--- EXERCISE INPUT Enclosed Below ---

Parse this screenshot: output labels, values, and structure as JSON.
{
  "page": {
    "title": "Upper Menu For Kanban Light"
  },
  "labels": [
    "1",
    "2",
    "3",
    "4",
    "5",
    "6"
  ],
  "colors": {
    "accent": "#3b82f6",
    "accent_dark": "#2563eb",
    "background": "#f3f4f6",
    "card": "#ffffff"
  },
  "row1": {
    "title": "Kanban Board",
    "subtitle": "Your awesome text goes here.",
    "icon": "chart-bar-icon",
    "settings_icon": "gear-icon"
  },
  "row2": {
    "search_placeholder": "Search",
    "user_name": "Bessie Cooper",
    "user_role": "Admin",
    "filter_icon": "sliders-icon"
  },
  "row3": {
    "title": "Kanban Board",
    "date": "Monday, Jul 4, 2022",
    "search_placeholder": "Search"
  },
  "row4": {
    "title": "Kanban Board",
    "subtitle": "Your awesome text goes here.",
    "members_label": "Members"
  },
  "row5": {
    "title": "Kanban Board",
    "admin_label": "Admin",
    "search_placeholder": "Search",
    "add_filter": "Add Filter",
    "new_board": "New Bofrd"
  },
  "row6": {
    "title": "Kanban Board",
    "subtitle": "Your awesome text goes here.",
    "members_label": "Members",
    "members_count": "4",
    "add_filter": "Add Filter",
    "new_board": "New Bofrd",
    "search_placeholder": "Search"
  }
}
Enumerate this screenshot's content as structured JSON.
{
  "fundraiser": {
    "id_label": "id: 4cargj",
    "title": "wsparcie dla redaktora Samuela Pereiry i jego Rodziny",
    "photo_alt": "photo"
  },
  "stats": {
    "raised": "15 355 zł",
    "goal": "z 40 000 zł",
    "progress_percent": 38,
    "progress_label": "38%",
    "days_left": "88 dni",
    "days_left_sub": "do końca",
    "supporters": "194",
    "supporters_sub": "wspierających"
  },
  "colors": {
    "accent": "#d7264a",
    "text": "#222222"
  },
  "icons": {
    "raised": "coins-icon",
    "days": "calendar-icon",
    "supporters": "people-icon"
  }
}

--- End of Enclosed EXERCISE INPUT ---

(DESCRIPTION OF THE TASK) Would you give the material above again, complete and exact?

(SOLUTION TO THIS EXERCISE)
Parse this screenshot: output labels, values, and structure as JSON.
{
  "page": {
    "title": "Upper Menu For Kanban Light"
  },
  "labels": [
    "1",
    "2",
    "3",
    "4",
    "5",
    "6"
  ],
  "colors": {
    "accent": "#3b82f6",
    "accent_dark": "#2563eb",
    "background": "#f3f4f6",
    "card": "#ffffff"
  },
  "row1": {
    "title": "Kanban Board",
    "subtitle": "Your awesome text goes here.",
    "icon": "chart-bar-icon",
    "settings_icon": "gear-icon"
  },
  "row2": {
    "search_placeholder": "Search",
    "user_name": "Bessie Cooper",
    "user_role": "Admin",
    "filter_icon": "sliders-icon"
  },
  "row3": {
    "title": "Kanban Board",
    "date": "Monday, Jul 4, 2022",
    "search_placeholder": "Search"
  },
  "row4": {
    "title": "Kanban Board",
    "subtitle": "Your awesome text goes here.",
    "members_label": "Members"
  },
  "row5": {
    "title": "Kanban Board",
    "admin_label": "Admin",
    "search_placeholder": "Search",
    "add_filter": "Add Filter",
    "new_board": "New Bofrd"
  },
  "row6": {
    "title": "Kanban Board",
    "subtitle": "Your awesome text goes here.",
    "members_label": "Members",
    "members_count": "4",
    "add_filter": "Add Filter",
    "new_board": "New Bofrd",
    "search_placeholder": "Search"
  }
}
Enumerate this screenshot's content as structured JSON.
{
  "fundraiser": {
    "id_label": "id: 4cargj",
    "title": "wsparcie dla redaktora Samuela Pereiry i jego Rodziny",
    "photo_alt": "photo"
  },
  "stats": {
    "raised": "15 355 zł",
    "goal": "z 40 000 zł",
    "progress_percent": 38,
    "progress_label": "38%",
    "days_left": "88 dni",
    "days_left_sub": "do końca",
    "supporters": "194",
    "supporters_sub": "wspierających"
  },
  "colors": {
    "accent": "#d7264a",
    "text": "#222222"
  },
  "icons": {
    "raised": "coins-icon",
    "days": "calendar-icon",
    "supporters": "people-icon"
  }
}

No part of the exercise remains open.